Page and application data records
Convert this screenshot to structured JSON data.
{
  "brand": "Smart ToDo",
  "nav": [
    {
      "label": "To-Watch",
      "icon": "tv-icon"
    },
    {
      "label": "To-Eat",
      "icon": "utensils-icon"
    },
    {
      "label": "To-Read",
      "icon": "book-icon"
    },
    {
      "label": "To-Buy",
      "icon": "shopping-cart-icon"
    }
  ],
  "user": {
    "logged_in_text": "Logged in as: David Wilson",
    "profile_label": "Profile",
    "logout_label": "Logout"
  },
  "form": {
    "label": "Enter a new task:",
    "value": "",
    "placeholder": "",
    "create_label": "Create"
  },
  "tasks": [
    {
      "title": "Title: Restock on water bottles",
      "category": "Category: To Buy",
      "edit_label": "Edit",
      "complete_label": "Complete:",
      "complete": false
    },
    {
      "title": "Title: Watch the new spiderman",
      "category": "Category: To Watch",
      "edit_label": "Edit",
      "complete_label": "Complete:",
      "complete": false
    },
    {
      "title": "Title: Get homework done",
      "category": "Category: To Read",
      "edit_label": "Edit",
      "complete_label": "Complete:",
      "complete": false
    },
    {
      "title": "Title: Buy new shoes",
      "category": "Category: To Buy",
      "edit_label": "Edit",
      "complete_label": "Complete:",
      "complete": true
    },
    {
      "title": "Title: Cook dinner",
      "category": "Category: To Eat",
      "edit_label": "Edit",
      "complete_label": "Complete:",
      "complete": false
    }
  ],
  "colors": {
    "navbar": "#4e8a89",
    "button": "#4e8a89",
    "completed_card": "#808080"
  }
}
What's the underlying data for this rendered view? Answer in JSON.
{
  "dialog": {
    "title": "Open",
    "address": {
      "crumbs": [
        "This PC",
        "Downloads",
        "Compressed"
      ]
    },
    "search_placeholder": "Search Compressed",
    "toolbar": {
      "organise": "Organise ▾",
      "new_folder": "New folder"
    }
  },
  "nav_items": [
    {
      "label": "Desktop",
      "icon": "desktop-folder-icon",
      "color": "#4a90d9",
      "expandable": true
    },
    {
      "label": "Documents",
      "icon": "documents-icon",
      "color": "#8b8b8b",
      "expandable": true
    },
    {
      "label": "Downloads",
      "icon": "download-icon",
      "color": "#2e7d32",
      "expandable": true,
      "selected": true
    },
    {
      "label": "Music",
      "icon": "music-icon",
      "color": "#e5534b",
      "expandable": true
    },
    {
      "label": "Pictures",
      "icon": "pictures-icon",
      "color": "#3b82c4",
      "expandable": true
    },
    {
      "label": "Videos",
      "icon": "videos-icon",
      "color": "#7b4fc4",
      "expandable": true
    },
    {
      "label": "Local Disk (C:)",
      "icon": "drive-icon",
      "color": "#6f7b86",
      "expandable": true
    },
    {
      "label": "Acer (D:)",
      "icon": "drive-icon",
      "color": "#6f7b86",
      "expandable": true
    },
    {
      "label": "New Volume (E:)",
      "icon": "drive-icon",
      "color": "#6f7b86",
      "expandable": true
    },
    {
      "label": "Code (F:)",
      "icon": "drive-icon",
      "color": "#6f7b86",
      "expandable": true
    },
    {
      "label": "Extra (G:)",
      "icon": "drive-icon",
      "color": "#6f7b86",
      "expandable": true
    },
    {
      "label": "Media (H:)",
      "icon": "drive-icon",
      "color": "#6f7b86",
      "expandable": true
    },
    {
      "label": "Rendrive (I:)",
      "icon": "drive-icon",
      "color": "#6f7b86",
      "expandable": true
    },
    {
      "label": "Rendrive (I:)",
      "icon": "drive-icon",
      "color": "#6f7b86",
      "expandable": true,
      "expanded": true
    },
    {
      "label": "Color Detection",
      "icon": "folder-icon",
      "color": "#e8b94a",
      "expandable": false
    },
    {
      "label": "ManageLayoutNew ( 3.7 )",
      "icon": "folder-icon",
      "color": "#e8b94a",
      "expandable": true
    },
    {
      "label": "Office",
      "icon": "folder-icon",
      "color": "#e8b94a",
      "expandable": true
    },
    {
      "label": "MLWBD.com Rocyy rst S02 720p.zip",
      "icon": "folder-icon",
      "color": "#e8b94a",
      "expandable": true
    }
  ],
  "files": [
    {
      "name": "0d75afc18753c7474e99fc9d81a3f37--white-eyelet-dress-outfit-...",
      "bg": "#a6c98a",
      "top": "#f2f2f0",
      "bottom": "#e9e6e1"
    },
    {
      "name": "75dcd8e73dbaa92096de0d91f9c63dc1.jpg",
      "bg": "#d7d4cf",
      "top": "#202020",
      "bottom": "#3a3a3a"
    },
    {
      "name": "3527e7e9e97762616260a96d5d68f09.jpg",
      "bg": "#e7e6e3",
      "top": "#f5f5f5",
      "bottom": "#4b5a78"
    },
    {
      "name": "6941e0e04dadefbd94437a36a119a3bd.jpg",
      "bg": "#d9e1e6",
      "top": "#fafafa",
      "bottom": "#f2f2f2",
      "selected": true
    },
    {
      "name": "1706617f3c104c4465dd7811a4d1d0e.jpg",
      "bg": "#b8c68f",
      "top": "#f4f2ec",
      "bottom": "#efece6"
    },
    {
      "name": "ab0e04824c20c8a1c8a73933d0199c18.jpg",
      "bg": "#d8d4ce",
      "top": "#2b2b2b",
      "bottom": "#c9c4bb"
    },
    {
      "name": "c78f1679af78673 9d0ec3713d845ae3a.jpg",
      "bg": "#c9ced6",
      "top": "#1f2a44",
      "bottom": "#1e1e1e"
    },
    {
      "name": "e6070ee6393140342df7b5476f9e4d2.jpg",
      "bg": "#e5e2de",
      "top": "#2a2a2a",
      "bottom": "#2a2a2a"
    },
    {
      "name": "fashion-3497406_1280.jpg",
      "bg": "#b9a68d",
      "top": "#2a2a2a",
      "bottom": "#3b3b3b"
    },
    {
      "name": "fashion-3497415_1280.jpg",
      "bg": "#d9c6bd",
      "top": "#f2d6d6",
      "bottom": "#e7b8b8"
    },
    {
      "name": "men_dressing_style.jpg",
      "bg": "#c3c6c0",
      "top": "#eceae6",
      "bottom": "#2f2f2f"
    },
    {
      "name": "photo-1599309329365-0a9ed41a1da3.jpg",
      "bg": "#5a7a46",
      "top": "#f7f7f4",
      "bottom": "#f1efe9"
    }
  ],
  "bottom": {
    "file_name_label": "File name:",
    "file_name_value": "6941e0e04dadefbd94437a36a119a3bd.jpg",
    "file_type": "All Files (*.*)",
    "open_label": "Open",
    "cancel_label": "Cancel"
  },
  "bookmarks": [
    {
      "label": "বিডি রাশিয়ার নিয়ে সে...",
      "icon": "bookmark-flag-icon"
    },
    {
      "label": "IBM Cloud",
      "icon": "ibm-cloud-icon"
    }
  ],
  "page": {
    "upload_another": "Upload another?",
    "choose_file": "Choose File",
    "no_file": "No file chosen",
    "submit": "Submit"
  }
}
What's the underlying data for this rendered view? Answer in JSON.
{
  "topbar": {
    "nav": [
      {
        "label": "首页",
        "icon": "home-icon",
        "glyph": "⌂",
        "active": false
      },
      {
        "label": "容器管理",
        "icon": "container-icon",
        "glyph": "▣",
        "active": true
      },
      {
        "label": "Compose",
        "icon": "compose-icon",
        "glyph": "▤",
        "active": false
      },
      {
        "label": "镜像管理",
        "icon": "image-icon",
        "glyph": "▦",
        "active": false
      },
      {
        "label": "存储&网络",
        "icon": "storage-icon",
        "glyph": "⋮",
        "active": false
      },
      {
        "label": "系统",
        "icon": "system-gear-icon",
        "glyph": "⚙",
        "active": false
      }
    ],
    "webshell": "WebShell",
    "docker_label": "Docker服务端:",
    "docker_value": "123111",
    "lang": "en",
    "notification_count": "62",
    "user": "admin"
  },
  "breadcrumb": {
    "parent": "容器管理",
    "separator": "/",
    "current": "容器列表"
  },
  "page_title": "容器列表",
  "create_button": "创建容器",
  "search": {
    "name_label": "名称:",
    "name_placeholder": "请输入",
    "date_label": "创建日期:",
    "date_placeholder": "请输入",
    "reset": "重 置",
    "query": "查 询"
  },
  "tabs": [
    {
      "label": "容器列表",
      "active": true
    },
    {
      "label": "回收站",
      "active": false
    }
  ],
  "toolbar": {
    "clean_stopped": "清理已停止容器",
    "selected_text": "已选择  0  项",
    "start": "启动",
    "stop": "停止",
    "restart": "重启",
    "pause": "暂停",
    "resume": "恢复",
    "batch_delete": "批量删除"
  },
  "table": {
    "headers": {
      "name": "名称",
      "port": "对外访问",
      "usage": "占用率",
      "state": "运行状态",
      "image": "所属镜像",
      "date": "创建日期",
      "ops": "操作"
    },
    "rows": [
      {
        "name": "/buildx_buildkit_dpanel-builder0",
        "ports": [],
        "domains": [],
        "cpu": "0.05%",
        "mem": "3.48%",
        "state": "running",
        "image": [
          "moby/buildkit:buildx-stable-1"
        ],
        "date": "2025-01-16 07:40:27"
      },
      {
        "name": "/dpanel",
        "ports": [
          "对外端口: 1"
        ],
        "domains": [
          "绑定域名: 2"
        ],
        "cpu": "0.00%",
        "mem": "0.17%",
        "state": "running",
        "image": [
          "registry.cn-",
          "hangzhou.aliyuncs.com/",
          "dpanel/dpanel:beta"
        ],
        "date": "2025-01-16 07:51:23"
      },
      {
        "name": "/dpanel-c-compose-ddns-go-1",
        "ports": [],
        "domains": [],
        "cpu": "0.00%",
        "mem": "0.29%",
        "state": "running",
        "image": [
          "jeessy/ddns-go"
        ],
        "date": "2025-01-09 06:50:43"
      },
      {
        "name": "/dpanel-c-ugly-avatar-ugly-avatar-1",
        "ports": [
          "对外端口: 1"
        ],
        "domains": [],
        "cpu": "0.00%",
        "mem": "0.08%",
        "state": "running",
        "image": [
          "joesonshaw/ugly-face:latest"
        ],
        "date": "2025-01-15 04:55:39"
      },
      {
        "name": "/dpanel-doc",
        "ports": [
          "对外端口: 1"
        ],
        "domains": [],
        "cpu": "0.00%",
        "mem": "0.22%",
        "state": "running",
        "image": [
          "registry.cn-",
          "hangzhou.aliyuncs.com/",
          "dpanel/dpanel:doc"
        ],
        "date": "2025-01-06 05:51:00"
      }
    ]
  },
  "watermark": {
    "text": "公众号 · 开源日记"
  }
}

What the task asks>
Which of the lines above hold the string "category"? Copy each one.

Output for this task>
      "category": "Category: To Buy",
      "category": "Category: To Watch",
      "category": "Category: To Read",
      "category": "Category: To Buy",
      "category": "Category: To Eat",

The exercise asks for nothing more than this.